>>

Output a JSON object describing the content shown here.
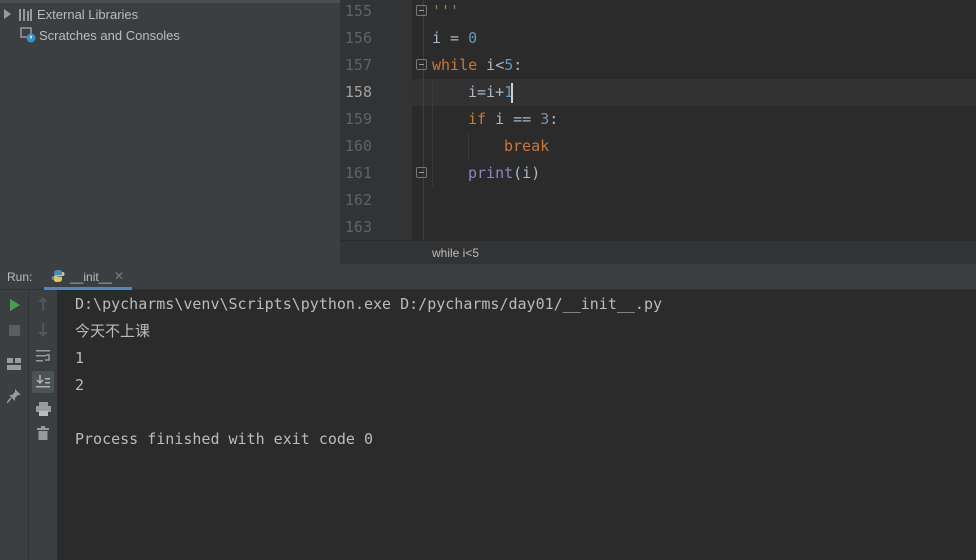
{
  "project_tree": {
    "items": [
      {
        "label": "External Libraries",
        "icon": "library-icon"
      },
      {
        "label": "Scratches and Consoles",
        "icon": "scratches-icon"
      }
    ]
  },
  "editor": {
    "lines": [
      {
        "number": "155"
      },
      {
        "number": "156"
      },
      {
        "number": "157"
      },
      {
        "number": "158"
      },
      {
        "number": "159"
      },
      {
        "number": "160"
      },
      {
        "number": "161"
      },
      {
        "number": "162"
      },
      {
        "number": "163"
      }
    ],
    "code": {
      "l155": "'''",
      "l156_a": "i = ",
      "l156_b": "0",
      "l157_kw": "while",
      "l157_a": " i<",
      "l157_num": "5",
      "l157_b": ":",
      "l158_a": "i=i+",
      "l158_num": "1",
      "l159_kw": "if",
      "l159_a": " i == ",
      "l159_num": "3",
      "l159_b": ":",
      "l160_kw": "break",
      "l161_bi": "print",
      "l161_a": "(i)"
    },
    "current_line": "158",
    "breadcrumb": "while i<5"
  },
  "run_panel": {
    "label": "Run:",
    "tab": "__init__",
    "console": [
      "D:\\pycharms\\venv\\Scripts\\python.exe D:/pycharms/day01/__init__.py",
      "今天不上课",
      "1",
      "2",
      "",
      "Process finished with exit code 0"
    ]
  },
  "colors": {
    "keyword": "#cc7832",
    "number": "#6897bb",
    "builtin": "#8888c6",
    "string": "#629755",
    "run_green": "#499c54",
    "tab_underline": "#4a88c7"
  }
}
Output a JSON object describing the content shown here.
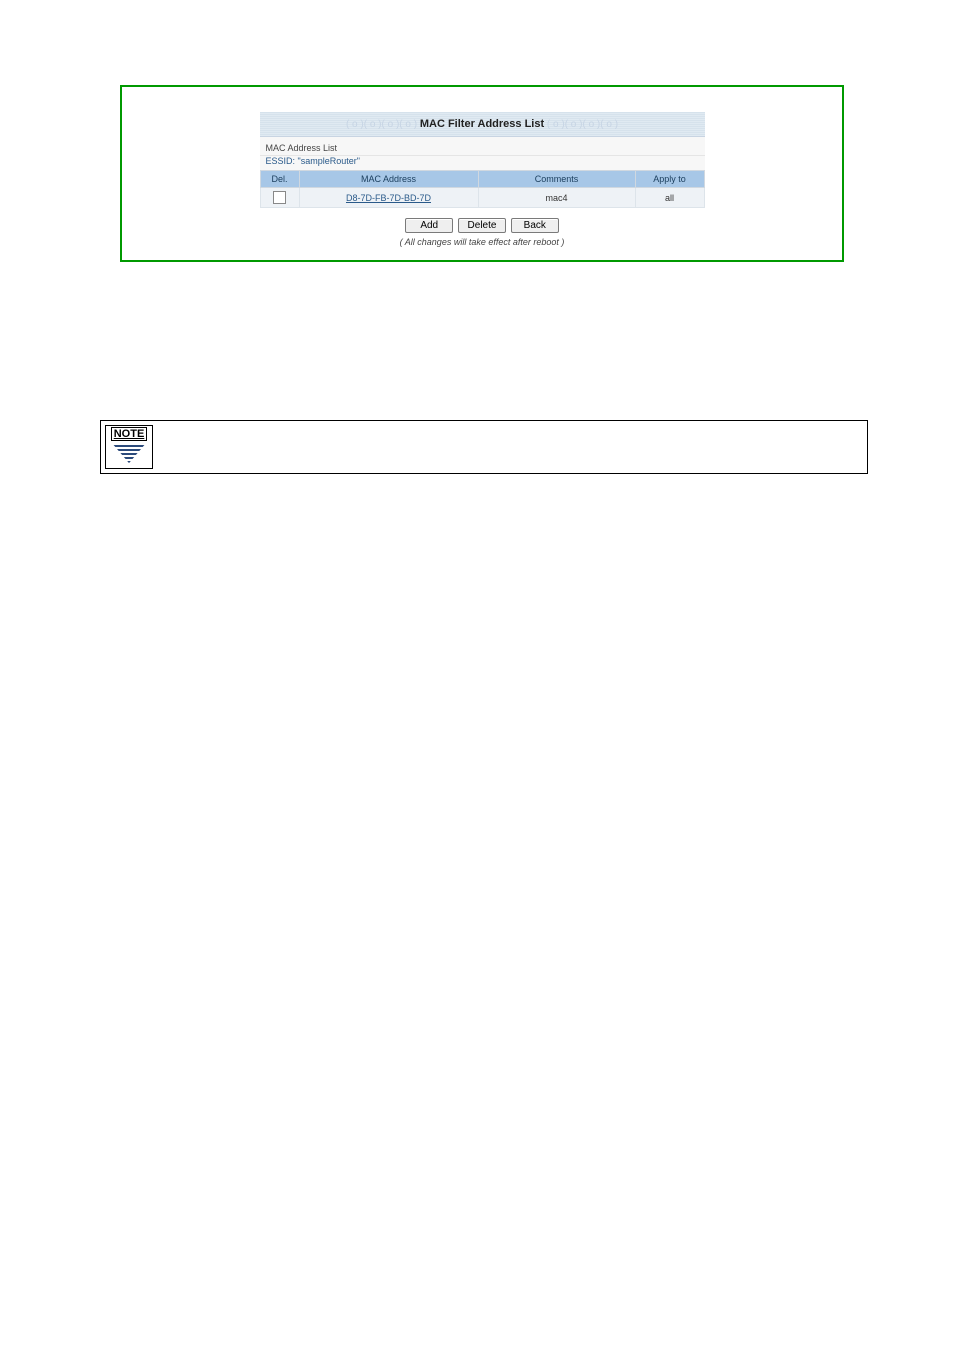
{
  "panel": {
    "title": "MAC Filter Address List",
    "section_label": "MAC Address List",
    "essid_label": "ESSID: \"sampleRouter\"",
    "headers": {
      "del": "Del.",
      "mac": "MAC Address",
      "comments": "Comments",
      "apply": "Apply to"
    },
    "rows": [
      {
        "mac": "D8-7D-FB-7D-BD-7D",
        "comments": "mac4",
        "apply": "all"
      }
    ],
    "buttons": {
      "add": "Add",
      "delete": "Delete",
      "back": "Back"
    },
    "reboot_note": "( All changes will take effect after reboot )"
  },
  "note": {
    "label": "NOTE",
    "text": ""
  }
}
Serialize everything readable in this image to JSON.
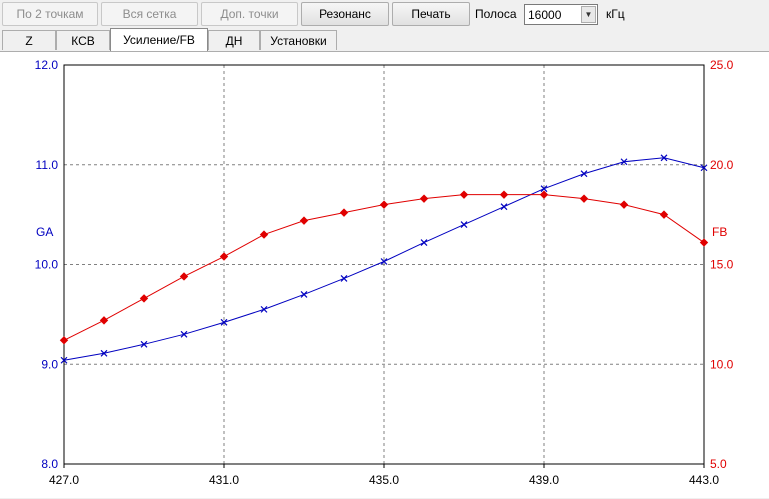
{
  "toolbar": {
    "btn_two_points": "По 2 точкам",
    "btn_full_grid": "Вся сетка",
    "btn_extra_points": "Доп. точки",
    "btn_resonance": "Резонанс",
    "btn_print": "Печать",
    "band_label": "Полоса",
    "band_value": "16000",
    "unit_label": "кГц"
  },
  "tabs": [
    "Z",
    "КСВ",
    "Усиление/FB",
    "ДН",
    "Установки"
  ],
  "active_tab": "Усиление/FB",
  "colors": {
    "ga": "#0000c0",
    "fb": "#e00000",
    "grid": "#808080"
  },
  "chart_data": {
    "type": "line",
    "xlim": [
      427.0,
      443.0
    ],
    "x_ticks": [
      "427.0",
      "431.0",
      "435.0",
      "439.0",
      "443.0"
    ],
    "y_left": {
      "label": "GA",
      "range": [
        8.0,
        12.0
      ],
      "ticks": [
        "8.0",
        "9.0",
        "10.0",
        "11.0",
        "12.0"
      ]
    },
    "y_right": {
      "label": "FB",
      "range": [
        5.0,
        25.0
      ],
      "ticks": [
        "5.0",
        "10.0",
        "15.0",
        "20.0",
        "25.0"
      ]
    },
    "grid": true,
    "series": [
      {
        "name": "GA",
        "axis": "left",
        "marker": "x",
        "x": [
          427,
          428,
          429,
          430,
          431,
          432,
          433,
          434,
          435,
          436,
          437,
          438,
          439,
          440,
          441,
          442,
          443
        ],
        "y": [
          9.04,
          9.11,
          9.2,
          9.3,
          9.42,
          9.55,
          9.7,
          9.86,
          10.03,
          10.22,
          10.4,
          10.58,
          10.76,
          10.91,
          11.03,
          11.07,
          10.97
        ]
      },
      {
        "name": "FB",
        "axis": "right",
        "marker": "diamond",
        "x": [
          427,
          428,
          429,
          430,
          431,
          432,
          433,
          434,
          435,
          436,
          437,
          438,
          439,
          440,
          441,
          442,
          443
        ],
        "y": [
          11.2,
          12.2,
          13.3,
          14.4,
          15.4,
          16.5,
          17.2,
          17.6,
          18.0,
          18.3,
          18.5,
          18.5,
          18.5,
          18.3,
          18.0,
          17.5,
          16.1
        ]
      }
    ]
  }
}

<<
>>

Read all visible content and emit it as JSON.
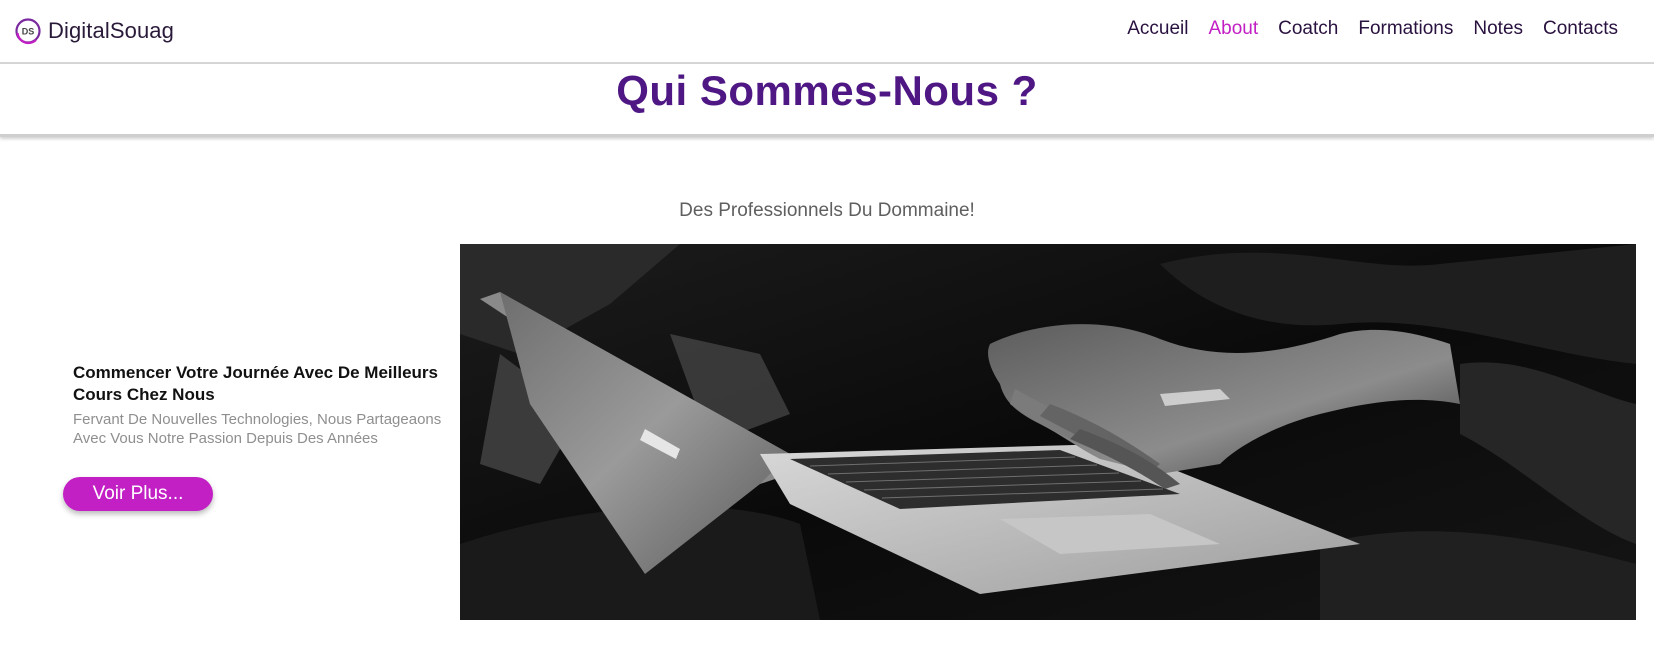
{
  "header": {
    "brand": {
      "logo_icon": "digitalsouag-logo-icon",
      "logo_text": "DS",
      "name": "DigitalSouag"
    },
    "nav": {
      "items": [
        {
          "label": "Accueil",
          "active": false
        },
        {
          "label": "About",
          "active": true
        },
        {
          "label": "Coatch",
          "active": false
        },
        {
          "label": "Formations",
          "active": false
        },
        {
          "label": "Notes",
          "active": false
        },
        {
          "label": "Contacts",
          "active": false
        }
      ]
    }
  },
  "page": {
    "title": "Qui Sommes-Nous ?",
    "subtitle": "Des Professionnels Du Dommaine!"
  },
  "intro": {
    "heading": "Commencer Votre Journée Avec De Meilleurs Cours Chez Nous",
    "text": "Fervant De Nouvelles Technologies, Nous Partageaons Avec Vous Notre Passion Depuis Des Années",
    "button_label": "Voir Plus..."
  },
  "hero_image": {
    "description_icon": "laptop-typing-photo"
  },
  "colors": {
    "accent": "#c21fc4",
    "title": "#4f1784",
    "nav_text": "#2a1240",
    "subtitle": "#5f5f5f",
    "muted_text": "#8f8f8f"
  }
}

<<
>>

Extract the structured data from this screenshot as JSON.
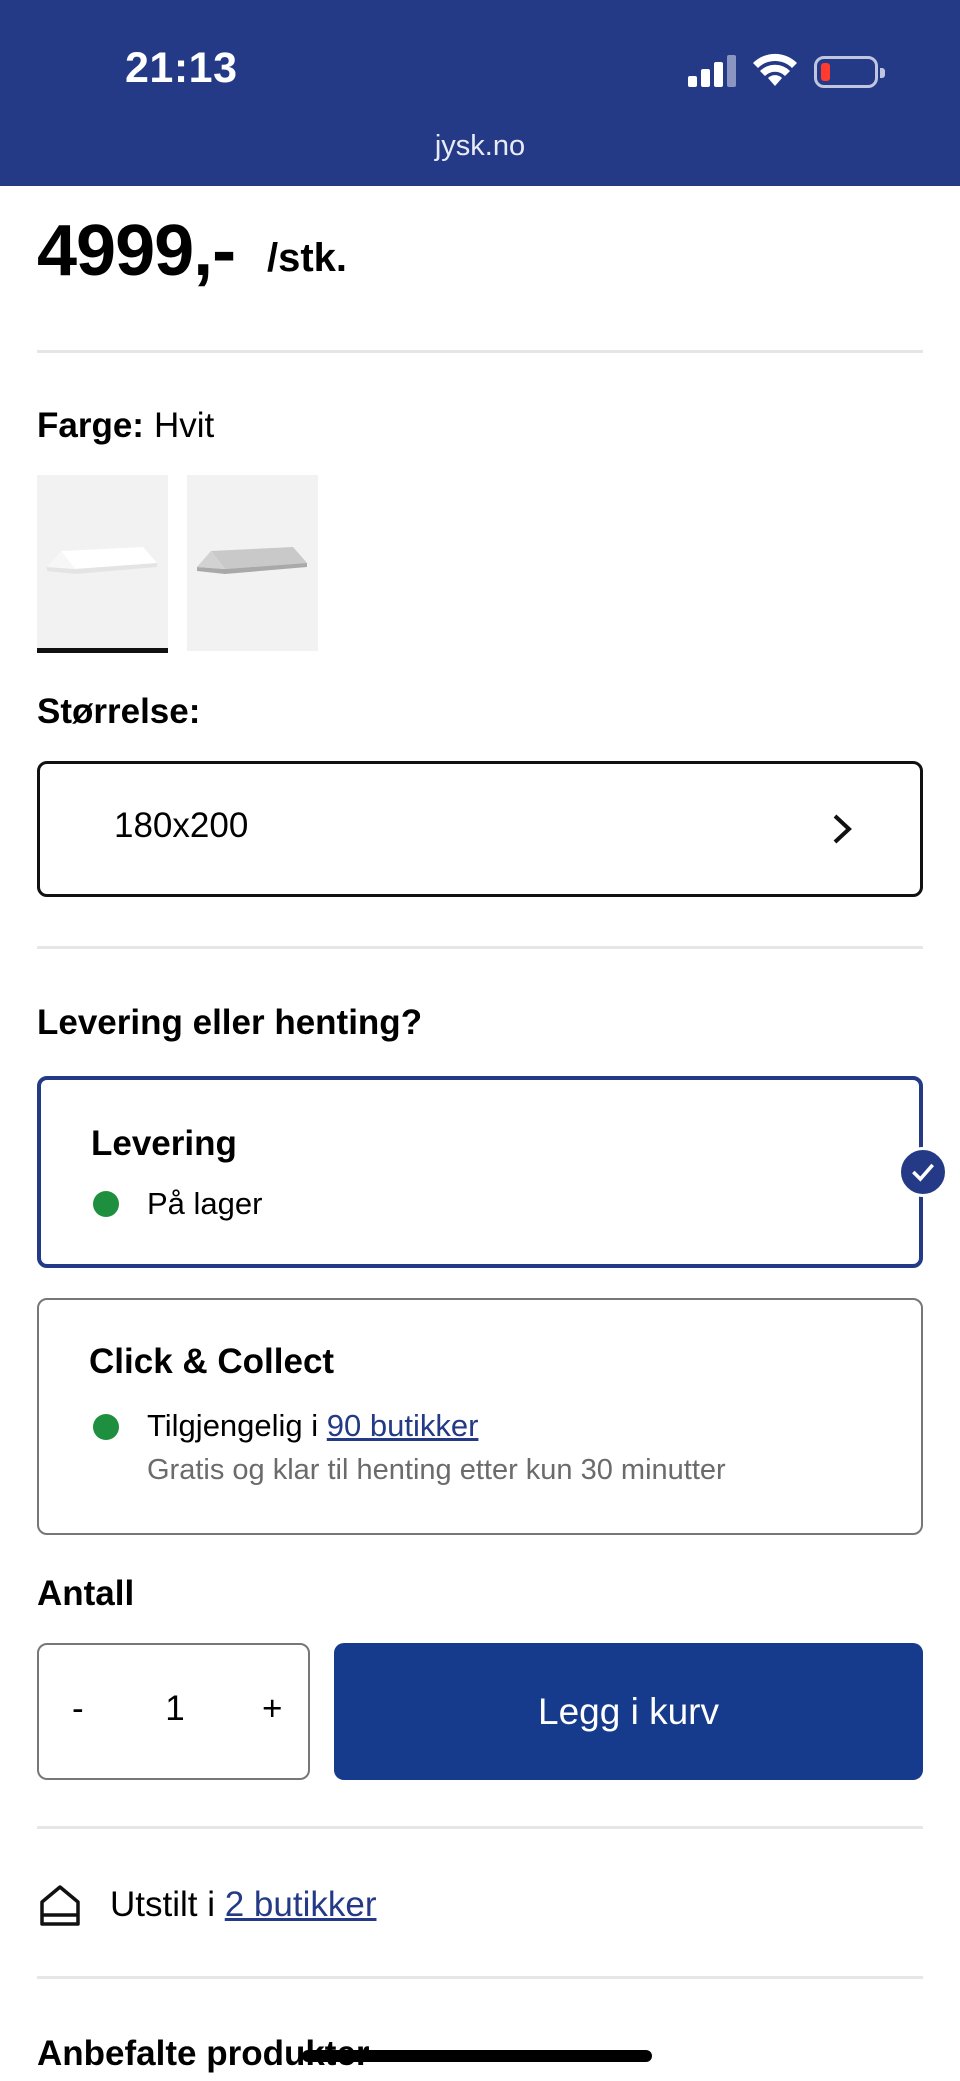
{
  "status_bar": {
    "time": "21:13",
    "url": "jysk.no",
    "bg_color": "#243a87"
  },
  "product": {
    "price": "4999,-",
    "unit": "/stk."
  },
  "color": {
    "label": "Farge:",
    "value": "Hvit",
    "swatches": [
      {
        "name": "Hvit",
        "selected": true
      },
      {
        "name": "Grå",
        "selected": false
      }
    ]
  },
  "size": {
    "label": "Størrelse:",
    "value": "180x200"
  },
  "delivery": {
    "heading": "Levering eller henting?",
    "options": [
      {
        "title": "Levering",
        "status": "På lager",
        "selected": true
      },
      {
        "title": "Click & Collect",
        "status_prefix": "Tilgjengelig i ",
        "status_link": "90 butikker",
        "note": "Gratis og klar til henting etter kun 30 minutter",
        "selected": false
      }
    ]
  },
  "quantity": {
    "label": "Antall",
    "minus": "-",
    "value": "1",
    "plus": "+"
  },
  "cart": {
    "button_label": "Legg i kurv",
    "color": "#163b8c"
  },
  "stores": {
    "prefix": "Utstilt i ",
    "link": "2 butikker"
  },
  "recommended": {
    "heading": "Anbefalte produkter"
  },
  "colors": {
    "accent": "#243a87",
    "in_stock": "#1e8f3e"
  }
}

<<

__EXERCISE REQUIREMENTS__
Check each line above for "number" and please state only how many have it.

__REPLY TO THE EXERCISE__
10